Collected data entries
==========
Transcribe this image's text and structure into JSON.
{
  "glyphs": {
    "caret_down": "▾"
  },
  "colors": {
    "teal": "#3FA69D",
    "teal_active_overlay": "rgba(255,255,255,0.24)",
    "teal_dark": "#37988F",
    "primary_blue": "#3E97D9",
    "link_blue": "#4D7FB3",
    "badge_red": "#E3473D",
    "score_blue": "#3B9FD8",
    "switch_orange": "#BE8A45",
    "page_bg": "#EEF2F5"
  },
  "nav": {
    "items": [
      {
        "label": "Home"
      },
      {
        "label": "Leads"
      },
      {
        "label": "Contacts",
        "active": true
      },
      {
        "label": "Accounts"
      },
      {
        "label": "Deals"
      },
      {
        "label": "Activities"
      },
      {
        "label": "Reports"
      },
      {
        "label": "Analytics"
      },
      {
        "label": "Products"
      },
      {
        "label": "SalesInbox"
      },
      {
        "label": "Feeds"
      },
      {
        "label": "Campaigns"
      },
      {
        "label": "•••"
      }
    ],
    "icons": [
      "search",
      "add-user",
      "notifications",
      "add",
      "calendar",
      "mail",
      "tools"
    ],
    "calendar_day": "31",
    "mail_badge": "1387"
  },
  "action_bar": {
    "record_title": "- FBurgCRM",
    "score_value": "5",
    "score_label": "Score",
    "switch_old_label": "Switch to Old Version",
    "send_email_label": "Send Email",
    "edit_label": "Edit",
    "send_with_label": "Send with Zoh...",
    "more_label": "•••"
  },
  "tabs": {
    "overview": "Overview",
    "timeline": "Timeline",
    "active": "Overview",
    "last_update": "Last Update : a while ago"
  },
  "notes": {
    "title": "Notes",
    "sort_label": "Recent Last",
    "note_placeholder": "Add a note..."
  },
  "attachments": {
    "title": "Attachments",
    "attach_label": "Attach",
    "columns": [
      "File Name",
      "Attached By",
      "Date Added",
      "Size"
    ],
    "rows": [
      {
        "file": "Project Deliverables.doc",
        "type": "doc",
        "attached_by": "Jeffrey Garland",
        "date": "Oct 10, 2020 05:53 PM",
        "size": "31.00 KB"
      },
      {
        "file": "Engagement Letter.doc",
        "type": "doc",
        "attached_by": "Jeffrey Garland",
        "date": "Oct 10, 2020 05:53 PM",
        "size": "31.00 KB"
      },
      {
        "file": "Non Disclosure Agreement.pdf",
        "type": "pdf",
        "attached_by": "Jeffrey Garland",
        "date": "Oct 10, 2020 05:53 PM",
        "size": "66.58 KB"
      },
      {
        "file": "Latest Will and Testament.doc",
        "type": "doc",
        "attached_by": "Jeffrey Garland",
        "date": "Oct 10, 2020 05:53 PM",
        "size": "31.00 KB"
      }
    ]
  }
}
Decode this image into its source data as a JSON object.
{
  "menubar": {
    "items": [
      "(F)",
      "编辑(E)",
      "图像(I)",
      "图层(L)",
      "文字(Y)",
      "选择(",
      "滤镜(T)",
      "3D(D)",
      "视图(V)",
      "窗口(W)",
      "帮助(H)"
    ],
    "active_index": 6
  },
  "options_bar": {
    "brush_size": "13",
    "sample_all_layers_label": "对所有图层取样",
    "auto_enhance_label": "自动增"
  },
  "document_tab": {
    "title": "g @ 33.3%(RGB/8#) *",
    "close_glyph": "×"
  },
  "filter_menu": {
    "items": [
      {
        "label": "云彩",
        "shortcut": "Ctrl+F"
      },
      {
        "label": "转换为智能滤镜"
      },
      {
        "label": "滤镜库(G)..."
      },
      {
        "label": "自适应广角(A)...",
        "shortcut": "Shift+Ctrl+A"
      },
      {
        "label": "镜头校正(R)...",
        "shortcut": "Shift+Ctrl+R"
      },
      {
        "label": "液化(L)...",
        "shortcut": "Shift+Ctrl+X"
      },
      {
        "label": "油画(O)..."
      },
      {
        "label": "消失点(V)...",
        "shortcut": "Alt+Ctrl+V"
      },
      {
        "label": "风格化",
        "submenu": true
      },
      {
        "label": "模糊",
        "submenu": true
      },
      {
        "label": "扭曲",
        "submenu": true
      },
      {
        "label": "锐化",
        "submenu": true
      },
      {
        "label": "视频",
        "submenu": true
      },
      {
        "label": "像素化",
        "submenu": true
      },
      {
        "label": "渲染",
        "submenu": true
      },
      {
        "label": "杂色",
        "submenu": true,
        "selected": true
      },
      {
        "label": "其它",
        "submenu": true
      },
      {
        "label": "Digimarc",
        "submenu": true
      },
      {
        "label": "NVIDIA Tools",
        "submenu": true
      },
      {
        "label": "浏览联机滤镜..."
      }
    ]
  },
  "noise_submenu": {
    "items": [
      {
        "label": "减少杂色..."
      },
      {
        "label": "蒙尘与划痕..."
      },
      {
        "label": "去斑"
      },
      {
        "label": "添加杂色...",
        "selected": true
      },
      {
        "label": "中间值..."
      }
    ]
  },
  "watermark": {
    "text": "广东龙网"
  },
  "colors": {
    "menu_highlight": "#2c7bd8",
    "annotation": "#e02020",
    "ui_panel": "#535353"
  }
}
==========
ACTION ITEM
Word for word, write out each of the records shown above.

RESULT OF THE TASK
Transcribe this image's text and structure into JSON.
{
  "glyphs": {
    "caret_down": "▾"
  },
  "colors": {
    "teal": "#3FA69D",
    "teal_active_overlay": "rgba(255,255,255,0.24)",
    "teal_dark": "#37988F",
    "primary_blue": "#3E97D9",
    "link_blue": "#4D7FB3",
    "badge_red": "#E3473D",
    "score_blue": "#3B9FD8",
    "switch_orange": "#BE8A45",
    "page_bg": "#EEF2F5"
  },
  "nav": {
    "items": [
      {
        "label": "Home"
      },
      {
        "label": "Leads"
      },
      {
        "label": "Contacts",
        "active": true
      },
      {
        "label": "Accounts"
      },
      {
        "label": "Deals"
      },
      {
        "label": "Activities"
      },
      {
        "label": "Reports"
      },
      {
        "label": "Analytics"
      },
      {
        "label": "Products"
      },
      {
        "label": "SalesInbox"
      },
      {
        "label": "Feeds"
      },
      {
        "label": "Campaigns"
      },
      {
        "label": "•••"
      }
    ],
    "icons": [
      "search",
      "add-user",
      "notifications",
      "add",
      "calendar",
      "mail",
      "tools"
    ],
    "calendar_day": "31",
    "mail_badge": "1387"
  },
  "action_bar": {
    "record_title": "- FBurgCRM",
    "score_value": "5",
    "score_label": "Score",
    "switch_old_label": "Switch to Old Version",
    "send_email_label": "Send Email",
    "edit_label": "Edit",
    "send_with_label": "Send with Zoh...",
    "more_label": "•••"
  },
  "tabs": {
    "overview": "Overview",
    "timeline": "Timeline",
    "active": "Overview",
    "last_update": "Last Update : a while ago"
  },
  "notes": {
    "title": "Notes",
    "sort_label": "Recent Last",
    "note_placeholder": "Add a note..."
  },
  "attachments": {
    "title": "Attachments",
    "attach_label": "Attach",
    "columns": [
      "File Name",
      "Attached By",
      "Date Added",
      "Size"
    ],
    "rows": [
      {
        "file": "Project Deliverables.doc",
        "type": "doc",
        "attached_by": "Jeffrey Garland",
        "date": "Oct 10, 2020 05:53 PM",
        "size": "31.00 KB"
      },
      {
        "file": "Engagement Letter.doc",
        "type": "doc",
        "attached_by": "Jeffrey Garland",
        "date": "Oct 10, 2020 05:53 PM",
        "size": "31.00 KB"
      },
      {
        "file": "Non Disclosure Agreement.pdf",
        "type": "pdf",
        "attached_by": "Jeffrey Garland",
        "date": "Oct 10, 2020 05:53 PM",
        "size": "66.58 KB"
      },
      {
        "file": "Latest Will and Testament.doc",
        "type": "doc",
        "attached_by": "Jeffrey Garland",
        "date": "Oct 10, 2020 05:53 PM",
        "size": "31.00 KB"
      }
    ]
  }
}
Decode this image into its source data as a JSON object.
{
  "menubar": {
    "items": [
      "(F)",
      "编辑(E)",
      "图像(I)",
      "图层(L)",
      "文字(Y)",
      "选择(",
      "滤镜(T)",
      "3D(D)",
      "视图(V)",
      "窗口(W)",
      "帮助(H)"
    ],
    "active_index": 6
  },
  "options_bar": {
    "brush_size": "13",
    "sample_all_layers_label": "对所有图层取样",
    "auto_enhance_label": "自动增"
  },
  "document_tab": {
    "title": "g @ 33.3%(RGB/8#) *",
    "close_glyph": "×"
  },
  "filter_menu": {
    "items": [
      {
        "label": "云彩",
        "shortcut": "Ctrl+F"
      },
      {
        "label": "转换为智能滤镜"
      },
      {
        "label": "滤镜库(G)..."
      },
      {
        "label": "自适应广角(A)...",
        "shortcut": "Shift+Ctrl+A"
      },
      {
        "label": "镜头校正(R)...",
        "shortcut": "Shift+Ctrl+R"
      },
      {
        "label": "液化(L)...",
        "shortcut": "Shift+Ctrl+X"
      },
      {
        "label": "油画(O)..."
      },
      {
        "label": "消失点(V)...",
        "shortcut": "Alt+Ctrl+V"
      },
      {
        "label": "风格化",
        "submenu": true
      },
      {
        "label": "模糊",
        "submenu": true
      },
      {
        "label": "扭曲",
        "submenu": true
      },
      {
        "label": "锐化",
        "submenu": true
      },
      {
        "label": "视频",
        "submenu": true
      },
      {
        "label": "像素化",
        "submenu": true
      },
      {
        "label": "渲染",
        "submenu": true
      },
      {
        "label": "杂色",
        "submenu": true,
        "selected": true
      },
      {
        "label": "其它",
        "submenu": true
      },
      {
        "label": "Digimarc",
        "submenu": true
      },
      {
        "label": "NVIDIA Tools",
        "submenu": true
      },
      {
        "label": "浏览联机滤镜..."
      }
    ]
  },
  "noise_submenu": {
    "items": [
      {
        "label": "减少杂色..."
      },
      {
        "label": "蒙尘与划痕..."
      },
      {
        "label": "去斑"
      },
      {
        "label": "添加杂色...",
        "selected": true
      },
      {
        "label": "中间值..."
      }
    ]
  },
  "watermark": {
    "text": "广东龙网"
  },
  "colors": {
    "menu_highlight": "#2c7bd8",
    "annotation": "#e02020",
    "ui_panel": "#535353"
  }
}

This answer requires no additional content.